As my certification time was ticking down, I joined the NBPAS and whole heartedly believe and support their mission. I am an active certified Orthopedic Surgeon with NBPAS.

Well, anyway, to the meat and potatoes of this email. I was warned by the CMO and the chief of surgery that in order to remain on staff, I must recertify and that the bylaws do not accept the NBPAS certification. Ok, so, I am without a doubt the best technical surgeon with a huge practice and I am now being threatened of being terminated and losing my academic position. I go from being the “go to guy” to the guy who is given an ultimatum. I chose to hold my ground and I was asked to resign or I would be terminated! If I was terminated, it is a reportable issue to the NPDB. So, now the shame and loss of income and stress of “now what”. So, all of the above….great guy, great hands, super surgeon means nothing anymore because of the stigmata of the MOC and my “loss” of board certification. Hell, even the locums companies turn their noses up at me. I have gone from being the golden boy to being unemployable due to non participation in MOC.

If this isn’t the poster for restriction of trade, I don’t know what is? I have now become virtually unemployable in a state that can barely recruit anyone.

Please let me know how I can help and would be more than happy to help in any way. I would be happy to testify or participate in any activity. The ABMS has created a monster.

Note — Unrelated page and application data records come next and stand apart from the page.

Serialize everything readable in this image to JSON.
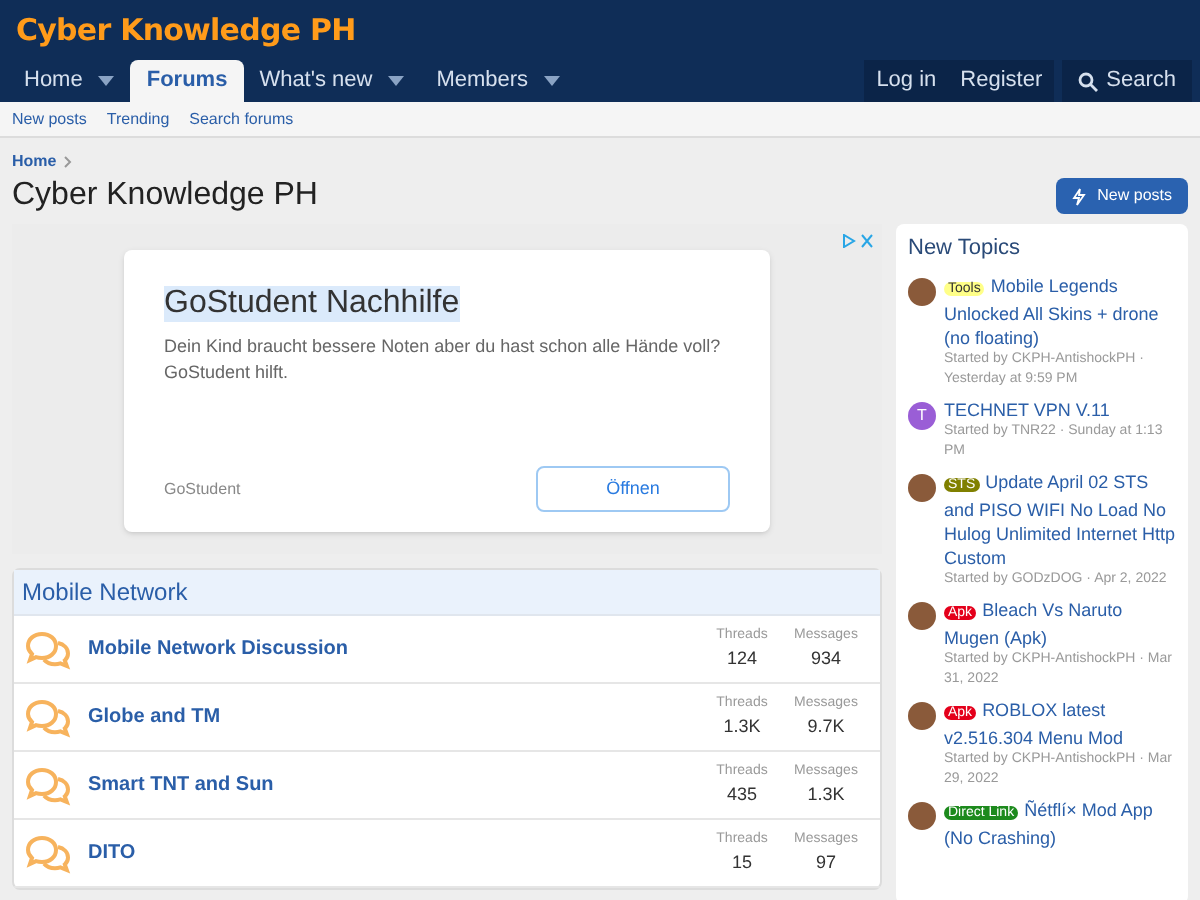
{
  "site": {
    "logo": "Cyber Knowledge PH"
  },
  "nav": {
    "tabs": [
      {
        "label": "Home",
        "selected": false,
        "has_menu": true
      },
      {
        "label": "Forums",
        "selected": true,
        "has_menu": false
      },
      {
        "label": "What's new",
        "selected": false,
        "has_menu": true
      },
      {
        "label": "Members",
        "selected": false,
        "has_menu": true
      }
    ],
    "account": [
      "Log in",
      "Register"
    ],
    "search": "Search"
  },
  "subnav": [
    "New posts",
    "Trending",
    "Search forums"
  ],
  "breadcrumb": [
    "Home"
  ],
  "page_title": "Cyber Knowledge PH",
  "new_posts_button": "New posts",
  "ad": {
    "title": "GoStudent Nachhilfe",
    "text": "Dein Kind braucht bessere Noten aber du hast schon alle Hände voll? GoStudent hilft.",
    "advertiser": "GoStudent",
    "button": "Öffnen"
  },
  "category": {
    "title": "Mobile Network",
    "forums": [
      {
        "name": "Mobile Network Discussion",
        "threads_label": "Threads",
        "threads": "124",
        "messages_label": "Messages",
        "messages": "934"
      },
      {
        "name": "Globe and TM",
        "threads_label": "Threads",
        "threads": "1.3K",
        "messages_label": "Messages",
        "messages": "9.7K"
      },
      {
        "name": "Smart TNT and Sun",
        "threads_label": "Threads",
        "threads": "435",
        "messages_label": "Messages",
        "messages": "1.3K"
      },
      {
        "name": "DITO",
        "threads_label": "Threads",
        "threads": "15",
        "messages_label": "Messages",
        "messages": "97"
      }
    ]
  },
  "sidebar": {
    "title": "New Topics",
    "topics": [
      {
        "avatar": {
          "kind": "photo"
        },
        "tag": {
          "label": "Tools",
          "color": "#ffff88"
        },
        "title": "Mobile Legends Unlocked All Skins + drone (no floating)",
        "meta": "Started by CKPH-AntishockPH · Yesterday at 9:59 PM"
      },
      {
        "avatar": {
          "kind": "letter",
          "letter": "T",
          "color": "#9a5ed6"
        },
        "title": "TECHNET VPN V.11",
        "meta": "Started by TNR22 · Sunday at 1:13 PM"
      },
      {
        "avatar": {
          "kind": "photo"
        },
        "tag": {
          "label": "STS",
          "color": "#808000"
        },
        "title": "Update April 02 STS and PISO WIFI No Load No Hulog Unlimited Internet Http Custom",
        "meta": "Started by GODzDOG · Apr 2, 2022"
      },
      {
        "avatar": {
          "kind": "photo"
        },
        "tag": {
          "label": "Apk",
          "color": "#e4001b"
        },
        "title": "Bleach Vs Naruto Mugen (Apk)",
        "meta": "Started by CKPH-AntishockPH · Mar 31, 2022"
      },
      {
        "avatar": {
          "kind": "photo"
        },
        "tag": {
          "label": "Apk",
          "color": "#e4001b"
        },
        "title": "ROBLOX latest v2.516.304 Menu Mod",
        "meta": "Started by CKPH-AntishockPH · Mar 29, 2022"
      },
      {
        "avatar": {
          "kind": "photo"
        },
        "tag": {
          "label": "Direct Link",
          "color": "#1d8a1d"
        },
        "title": "Ñétflí× Mod App (No Crashing)"
      }
    ]
  }
}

Let me help you bring is down.

Douglas Tice, MD
11801 Knob Road
Cumberland, MD 21502
304 816-1278
dstorthopedics@aol.com